## Excerpts from a dataset

---

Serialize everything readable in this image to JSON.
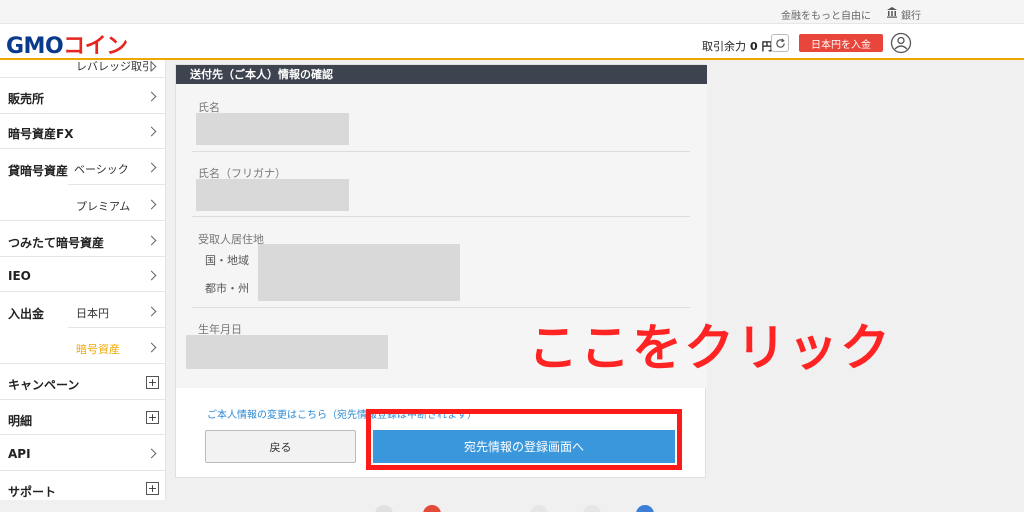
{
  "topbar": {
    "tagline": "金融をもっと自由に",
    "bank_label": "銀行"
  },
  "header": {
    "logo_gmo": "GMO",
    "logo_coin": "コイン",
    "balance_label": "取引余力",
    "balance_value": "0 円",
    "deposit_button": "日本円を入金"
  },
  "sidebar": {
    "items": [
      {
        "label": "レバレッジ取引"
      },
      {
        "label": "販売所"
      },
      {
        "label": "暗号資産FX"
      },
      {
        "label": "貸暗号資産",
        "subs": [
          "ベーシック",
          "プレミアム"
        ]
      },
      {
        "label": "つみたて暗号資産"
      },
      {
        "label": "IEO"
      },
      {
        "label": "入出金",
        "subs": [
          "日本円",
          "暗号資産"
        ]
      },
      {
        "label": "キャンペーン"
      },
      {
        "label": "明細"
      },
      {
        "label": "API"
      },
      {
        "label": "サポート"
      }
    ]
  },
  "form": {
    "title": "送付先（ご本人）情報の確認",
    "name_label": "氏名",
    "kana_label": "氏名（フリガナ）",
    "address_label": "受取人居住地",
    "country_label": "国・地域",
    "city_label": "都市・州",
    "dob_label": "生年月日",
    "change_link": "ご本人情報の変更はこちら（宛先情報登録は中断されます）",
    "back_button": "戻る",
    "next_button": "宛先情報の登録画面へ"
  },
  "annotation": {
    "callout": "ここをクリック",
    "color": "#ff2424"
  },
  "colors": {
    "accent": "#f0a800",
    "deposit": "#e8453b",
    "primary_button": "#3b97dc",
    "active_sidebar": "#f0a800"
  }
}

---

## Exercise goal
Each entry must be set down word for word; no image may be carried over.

## Solution below
Serialize everything readable in this image to JSON.
{
  "topbar": {
    "tagline": "金融をもっと自由に",
    "bank_label": "銀行"
  },
  "header": {
    "logo_gmo": "GMO",
    "logo_coin": "コイン",
    "balance_label": "取引余力",
    "balance_value": "0 円",
    "deposit_button": "日本円を入金"
  },
  "sidebar": {
    "items": [
      {
        "label": "レバレッジ取引"
      },
      {
        "label": "販売所"
      },
      {
        "label": "暗号資産FX"
      },
      {
        "label": "貸暗号資産",
        "subs": [
          "ベーシック",
          "プレミアム"
        ]
      },
      {
        "label": "つみたて暗号資産"
      },
      {
        "label": "IEO"
      },
      {
        "label": "入出金",
        "subs": [
          "日本円",
          "暗号資産"
        ]
      },
      {
        "label": "キャンペーン"
      },
      {
        "label": "明細"
      },
      {
        "label": "API"
      },
      {
        "label": "サポート"
      }
    ]
  },
  "form": {
    "title": "送付先（ご本人）情報の確認",
    "name_label": "氏名",
    "kana_label": "氏名（フリガナ）",
    "address_label": "受取人居住地",
    "country_label": "国・地域",
    "city_label": "都市・州",
    "dob_label": "生年月日",
    "change_link": "ご本人情報の変更はこちら（宛先情報登録は中断されます）",
    "back_button": "戻る",
    "next_button": "宛先情報の登録画面へ"
  },
  "annotation": {
    "callout": "ここをクリック",
    "color": "#ff2424"
  },
  "colors": {
    "accent": "#f0a800",
    "deposit": "#e8453b",
    "primary_button": "#3b97dc",
    "active_sidebar": "#f0a800"
  }
}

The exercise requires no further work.